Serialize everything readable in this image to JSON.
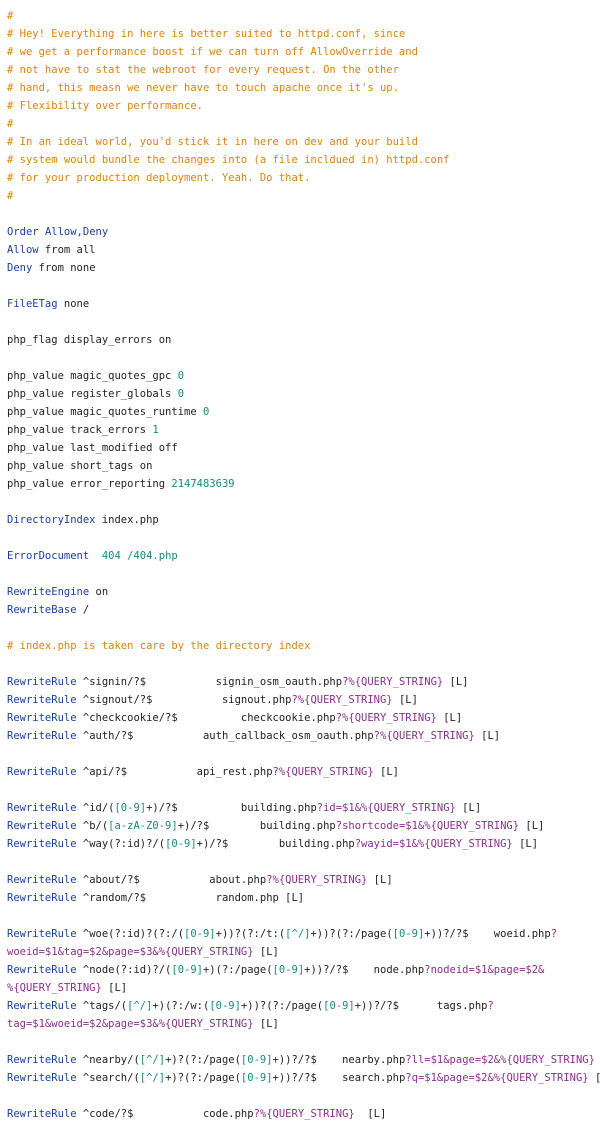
{
  "lines": [
    [
      [
        "c",
        "#"
      ]
    ],
    [
      [
        "c",
        "# Hey! Everything in here is better suited to httpd.conf, since"
      ]
    ],
    [
      [
        "c",
        "# we get a performance boost if we can turn off AllowOverride and"
      ]
    ],
    [
      [
        "c",
        "# not have to stat the webroot for every request. On the other"
      ]
    ],
    [
      [
        "c",
        "# hand, this measn we never have to touch apache once it's up."
      ]
    ],
    [
      [
        "c",
        "# Flexibility over performance."
      ]
    ],
    [
      [
        "c",
        "#"
      ]
    ],
    [
      [
        "c",
        "# In an ideal world, you'd stick it in here on dev and your build"
      ]
    ],
    [
      [
        "c",
        "# system would bundle the changes into (a file incldued in) httpd.conf"
      ]
    ],
    [
      [
        "c",
        "# for your production deployment. Yeah. Do that."
      ]
    ],
    [
      [
        "c",
        "#"
      ]
    ],
    [],
    [
      [
        "k",
        "Order"
      ],
      [
        "t",
        " "
      ],
      [
        "k",
        "Allow,Deny"
      ]
    ],
    [
      [
        "k",
        "Allow"
      ],
      [
        "t",
        " from all"
      ]
    ],
    [
      [
        "k",
        "Deny"
      ],
      [
        "t",
        " from none"
      ]
    ],
    [],
    [
      [
        "k",
        "FileETag"
      ],
      [
        "t",
        " none"
      ]
    ],
    [],
    [
      [
        "t",
        "php_flag display_errors on"
      ]
    ],
    [],
    [
      [
        "t",
        "php_value magic_quotes_gpc "
      ],
      [
        "n",
        "0"
      ]
    ],
    [
      [
        "t",
        "php_value register_globals "
      ],
      [
        "n",
        "0"
      ]
    ],
    [
      [
        "t",
        "php_value magic_quotes_runtime "
      ],
      [
        "n",
        "0"
      ]
    ],
    [
      [
        "t",
        "php_value track_errors "
      ],
      [
        "n",
        "1"
      ]
    ],
    [
      [
        "t",
        "php_value last_modified off"
      ]
    ],
    [
      [
        "t",
        "php_value short_tags on"
      ]
    ],
    [
      [
        "t",
        "php_value error_reporting "
      ],
      [
        "n",
        "2147483639"
      ]
    ],
    [],
    [
      [
        "k",
        "DirectoryIndex"
      ],
      [
        "t",
        " index.php"
      ]
    ],
    [],
    [
      [
        "k",
        "ErrorDocument"
      ],
      [
        "t",
        "  "
      ],
      [
        "n",
        "404"
      ],
      [
        "t",
        " "
      ],
      [
        "v",
        "/404.php"
      ]
    ],
    [],
    [
      [
        "k",
        "RewriteEngine"
      ],
      [
        "t",
        " on"
      ]
    ],
    [
      [
        "k",
        "RewriteBase"
      ],
      [
        "t",
        " /"
      ]
    ],
    [],
    [
      [
        "c",
        "# index.php is taken care by the directory index"
      ]
    ],
    [],
    [
      [
        "k",
        "RewriteRule"
      ],
      [
        "t",
        " ^signin/?$           signin_osm_oauth.php"
      ],
      [
        "r",
        "?%{QUERY_STRING}"
      ],
      [
        "t",
        " [L]"
      ]
    ],
    [
      [
        "k",
        "RewriteRule"
      ],
      [
        "t",
        " ^signout/?$           signout.php"
      ],
      [
        "r",
        "?%{QUERY_STRING}"
      ],
      [
        "t",
        " [L]"
      ]
    ],
    [
      [
        "k",
        "RewriteRule"
      ],
      [
        "t",
        " ^checkcookie/?$          checkcookie.php"
      ],
      [
        "r",
        "?%{QUERY_STRING}"
      ],
      [
        "t",
        " [L]"
      ]
    ],
    [
      [
        "k",
        "RewriteRule"
      ],
      [
        "t",
        " ^auth/?$           auth_callback_osm_oauth.php"
      ],
      [
        "r",
        "?%{QUERY_STRING}"
      ],
      [
        "t",
        " [L]"
      ]
    ],
    [],
    [
      [
        "k",
        "RewriteRule"
      ],
      [
        "t",
        " ^api/?$           api_rest.php"
      ],
      [
        "r",
        "?%{QUERY_STRING}"
      ],
      [
        "t",
        " [L]"
      ]
    ],
    [],
    [
      [
        "k",
        "RewriteRule"
      ],
      [
        "t",
        " ^id/("
      ],
      [
        "v",
        "[0-9]"
      ],
      [
        "t",
        "+)/?$          building.php"
      ],
      [
        "r",
        "?id=$1&%{QUERY_STRING}"
      ],
      [
        "t",
        " [L]"
      ]
    ],
    [
      [
        "k",
        "RewriteRule"
      ],
      [
        "t",
        " ^b/("
      ],
      [
        "v",
        "[a-zA-Z0-9]"
      ],
      [
        "t",
        "+)/?$        building.php"
      ],
      [
        "r",
        "?shortcode=$1&%{QUERY_STRING}"
      ],
      [
        "t",
        " [L]"
      ]
    ],
    [
      [
        "k",
        "RewriteRule"
      ],
      [
        "t",
        " ^way(?:id)?/("
      ],
      [
        "v",
        "[0-9]"
      ],
      [
        "t",
        "+)/?$        building.php"
      ],
      [
        "r",
        "?wayid=$1&%{QUERY_STRING}"
      ],
      [
        "t",
        " [L]"
      ]
    ],
    [],
    [
      [
        "k",
        "RewriteRule"
      ],
      [
        "t",
        " ^about/?$           about.php"
      ],
      [
        "r",
        "?%{QUERY_STRING}"
      ],
      [
        "t",
        " [L]"
      ]
    ],
    [
      [
        "k",
        "RewriteRule"
      ],
      [
        "t",
        " ^random/?$           random.php [L]"
      ]
    ],
    [],
    [
      [
        "k",
        "RewriteRule"
      ],
      [
        "t",
        " ^woe(?:id)?(?:/("
      ],
      [
        "v",
        "[0-9]"
      ],
      [
        "t",
        "+))?(?:/t:("
      ],
      [
        "v",
        "[^/]"
      ],
      [
        "t",
        "+))?(?:/page("
      ],
      [
        "v",
        "[0-9]"
      ],
      [
        "t",
        "+))?/?$    woeid.php"
      ],
      [
        "r",
        "?"
      ]
    ],
    [
      [
        "r",
        "woeid=$1&tag=$2&page=$3&%{QUERY_STRING}"
      ],
      [
        "t",
        " [L]"
      ]
    ],
    [
      [
        "k",
        "RewriteRule"
      ],
      [
        "t",
        " ^node(?:id)?/("
      ],
      [
        "v",
        "[0-9]"
      ],
      [
        "t",
        "+)(?:/page("
      ],
      [
        "v",
        "[0-9]"
      ],
      [
        "t",
        "+))?/?$    node.php"
      ],
      [
        "r",
        "?nodeid=$1&page=$2&"
      ]
    ],
    [
      [
        "r",
        "%{QUERY_STRING}"
      ],
      [
        "t",
        " [L]"
      ]
    ],
    [
      [
        "k",
        "RewriteRule"
      ],
      [
        "t",
        " ^tags/("
      ],
      [
        "v",
        "[^/]"
      ],
      [
        "t",
        "+)(?:/w:("
      ],
      [
        "v",
        "[0-9]"
      ],
      [
        "t",
        "+))?(?:/page("
      ],
      [
        "v",
        "[0-9]"
      ],
      [
        "t",
        "+))?/?$      tags.php"
      ],
      [
        "r",
        "?"
      ]
    ],
    [
      [
        "r",
        "tag=$1&woeid=$2&page=$3&%{QUERY_STRING}"
      ],
      [
        "t",
        " [L]"
      ]
    ],
    [],
    [
      [
        "k",
        "RewriteRule"
      ],
      [
        "t",
        " ^nearby/("
      ],
      [
        "v",
        "[^/]"
      ],
      [
        "t",
        "+)?(?:/page("
      ],
      [
        "v",
        "[0-9]"
      ],
      [
        "t",
        "+))?/?$    nearby.php"
      ],
      [
        "r",
        "?ll=$1&page=$2&%{QUERY_STRING}"
      ],
      [
        "t",
        " [L]"
      ]
    ],
    [
      [
        "k",
        "RewriteRule"
      ],
      [
        "t",
        " ^search/("
      ],
      [
        "v",
        "[^/]"
      ],
      [
        "t",
        "+)?(?:/page("
      ],
      [
        "v",
        "[0-9]"
      ],
      [
        "t",
        "+))?/?$    search.php"
      ],
      [
        "r",
        "?q=$1&page=$2&%{QUERY_STRING}"
      ],
      [
        "t",
        " [L]"
      ]
    ],
    [],
    [
      [
        "k",
        "RewriteRule"
      ],
      [
        "t",
        " ^code/?$           code.php"
      ],
      [
        "r",
        "?%{QUERY_STRING}"
      ],
      [
        "t",
        "  [L]"
      ]
    ]
  ],
  "colors": {
    "comment": "#d9840f",
    "directive": "#1c3f9e",
    "value": "#1a8a7a",
    "query": "#8a2f8f",
    "text": "#222222",
    "background": "#ffffff"
  }
}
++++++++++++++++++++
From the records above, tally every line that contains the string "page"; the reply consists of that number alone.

The answer:
10